In addition to desirable mechanical properties such as low mass density, high elastic strength, and flexibility, graphene has unique optical properties: incident light couples with charge carriers on the two-dimensional sheets, causing the charges to oscillate together and create a self-sustaining, propagating wave called a surface plasmon polariton—like a standing wave on the sheet’s surface. When excited, the mode of this standing wave exerts pressure that deforms the sheet itself. Hossein Mosallaei, professor of physics in the Department of Electrical and Computer Engineering at Northeastern University in Boston, has developed a theoretical framework that shows how these optical modes lead to different mechanical effects in stacks of graphene.
“The novel idea is that we can manage optical forces in graphene sheets without any contact,” Mosallaei says. His student Mohammad Salary, lead author on the study published in a recent issue of the Journal of Materials Research, adds that “we can create tiny blisters on the graphene, useful for flattening wrinkles during fabrication or for deforming the sheets for a wide range of applications.”
In their calculations, they first determined the electromagnetic fields that arise when light of 1 mW/µm intensity and 10 µm wavelength strikes a layered structure of three to five graphene sheets, spaced 100 nm apart. They also calculated the optical pressures exerted on each graphene sheet. “You need to link each layer to the next layer,” Mosallaei says. “As we increase the number of layers, we can have access to more numbers of optical modes, and therefore more mechanical states.” Finally, they determined the resulting deformation profiles for the stacked layers.
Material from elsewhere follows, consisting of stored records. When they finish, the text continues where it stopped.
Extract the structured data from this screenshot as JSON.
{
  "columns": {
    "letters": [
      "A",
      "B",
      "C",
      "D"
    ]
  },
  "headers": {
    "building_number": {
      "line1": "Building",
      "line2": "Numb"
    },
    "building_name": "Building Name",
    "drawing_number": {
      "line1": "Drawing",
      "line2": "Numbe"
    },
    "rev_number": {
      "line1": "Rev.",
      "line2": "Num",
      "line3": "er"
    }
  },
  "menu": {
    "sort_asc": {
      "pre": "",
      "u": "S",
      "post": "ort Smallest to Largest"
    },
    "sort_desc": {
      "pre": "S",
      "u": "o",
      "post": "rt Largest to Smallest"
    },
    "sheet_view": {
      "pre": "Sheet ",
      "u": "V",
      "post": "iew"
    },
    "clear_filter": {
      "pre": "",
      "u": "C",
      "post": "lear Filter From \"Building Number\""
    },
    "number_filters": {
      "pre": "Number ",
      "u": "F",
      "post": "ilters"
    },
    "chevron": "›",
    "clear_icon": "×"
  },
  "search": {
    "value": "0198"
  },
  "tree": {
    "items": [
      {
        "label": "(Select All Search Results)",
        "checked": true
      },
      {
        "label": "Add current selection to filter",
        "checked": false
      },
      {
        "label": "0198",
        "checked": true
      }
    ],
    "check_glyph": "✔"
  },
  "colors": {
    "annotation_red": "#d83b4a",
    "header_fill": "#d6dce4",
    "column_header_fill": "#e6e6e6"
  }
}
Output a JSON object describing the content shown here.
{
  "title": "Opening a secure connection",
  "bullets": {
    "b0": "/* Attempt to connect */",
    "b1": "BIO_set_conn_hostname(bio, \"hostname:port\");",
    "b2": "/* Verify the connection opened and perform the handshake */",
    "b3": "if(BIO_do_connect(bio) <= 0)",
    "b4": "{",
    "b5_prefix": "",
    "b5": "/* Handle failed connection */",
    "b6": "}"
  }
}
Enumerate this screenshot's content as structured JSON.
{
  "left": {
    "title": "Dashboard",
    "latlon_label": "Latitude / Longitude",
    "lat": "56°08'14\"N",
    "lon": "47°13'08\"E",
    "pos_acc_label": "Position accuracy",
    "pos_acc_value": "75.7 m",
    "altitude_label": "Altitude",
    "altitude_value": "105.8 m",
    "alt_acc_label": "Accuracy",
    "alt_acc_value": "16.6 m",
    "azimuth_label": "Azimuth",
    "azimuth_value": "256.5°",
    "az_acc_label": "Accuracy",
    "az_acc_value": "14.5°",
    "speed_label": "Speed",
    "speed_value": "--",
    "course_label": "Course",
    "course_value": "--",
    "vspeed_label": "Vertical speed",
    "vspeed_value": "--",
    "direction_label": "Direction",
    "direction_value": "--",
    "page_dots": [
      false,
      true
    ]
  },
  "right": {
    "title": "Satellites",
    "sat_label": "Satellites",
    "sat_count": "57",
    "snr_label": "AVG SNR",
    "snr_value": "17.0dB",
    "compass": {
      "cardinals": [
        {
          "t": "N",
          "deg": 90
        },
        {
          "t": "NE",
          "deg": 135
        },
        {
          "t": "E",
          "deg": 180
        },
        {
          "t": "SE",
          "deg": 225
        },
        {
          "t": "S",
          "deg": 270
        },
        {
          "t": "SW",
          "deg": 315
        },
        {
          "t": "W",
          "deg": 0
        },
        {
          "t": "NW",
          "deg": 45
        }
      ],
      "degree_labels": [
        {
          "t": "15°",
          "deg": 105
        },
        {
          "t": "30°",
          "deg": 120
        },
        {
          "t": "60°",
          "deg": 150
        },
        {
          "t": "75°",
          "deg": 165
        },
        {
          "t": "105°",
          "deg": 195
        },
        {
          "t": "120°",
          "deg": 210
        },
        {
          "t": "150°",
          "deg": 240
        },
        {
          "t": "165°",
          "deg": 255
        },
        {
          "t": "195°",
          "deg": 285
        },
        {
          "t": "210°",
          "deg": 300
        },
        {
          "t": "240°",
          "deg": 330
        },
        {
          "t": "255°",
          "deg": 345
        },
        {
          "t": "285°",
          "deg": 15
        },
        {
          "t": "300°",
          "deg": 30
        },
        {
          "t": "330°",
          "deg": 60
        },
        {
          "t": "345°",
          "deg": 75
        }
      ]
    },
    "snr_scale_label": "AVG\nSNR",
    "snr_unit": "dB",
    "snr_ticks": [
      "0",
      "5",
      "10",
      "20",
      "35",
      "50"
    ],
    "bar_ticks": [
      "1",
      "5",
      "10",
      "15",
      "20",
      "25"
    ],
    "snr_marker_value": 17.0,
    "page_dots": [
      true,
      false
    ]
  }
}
They found that coupling between excited optical modes can enhance the optical forces and lead to small regions of deflection in the sheets, several nanometers in height. Stacking the sheets provides access to a spectrum of modes which can be selected to tailor the optical forces and the resulting mechanical deformation. The sign of these optical forces—whether the charges distributed across the graphene sheets attract or repel one another, and therefore which direction the sheet “bends”—depends on the coupling of the optical modes. “Both attractive and repulsive forces can be achieved, giving rise to concave or convex graphene blisters,” Salary says.
“[The researchers] suggest mechanical deformation of atomically thin graphene membrane[s] utilizing optical force in the guided modes in the layered systems. Experimental realization of this modelling work can be an exciting new route to create optomechanical devices based on stacks of graphene,” says Philip Kim, professor of physics and applied physics at Harvard University who was not involved in this work.
One immediate application is using light to smooth the wrinkles that appear when fabricating graphene on a substrate. “The light is like a pulse, with which you can push the graphene up or down at different places,” Mosallaei says. Another possibility is increasing the number of layers to access different mechanical situations, and switching between these mechanical states by applying a voltage. This has promise for optically controlled nanoactuators. “The layered structures are already being fabricated,” Salary says. “We expect these optical forces will be verified experimentally in the near future.”
Read the abstract in the Journal of Materials Research.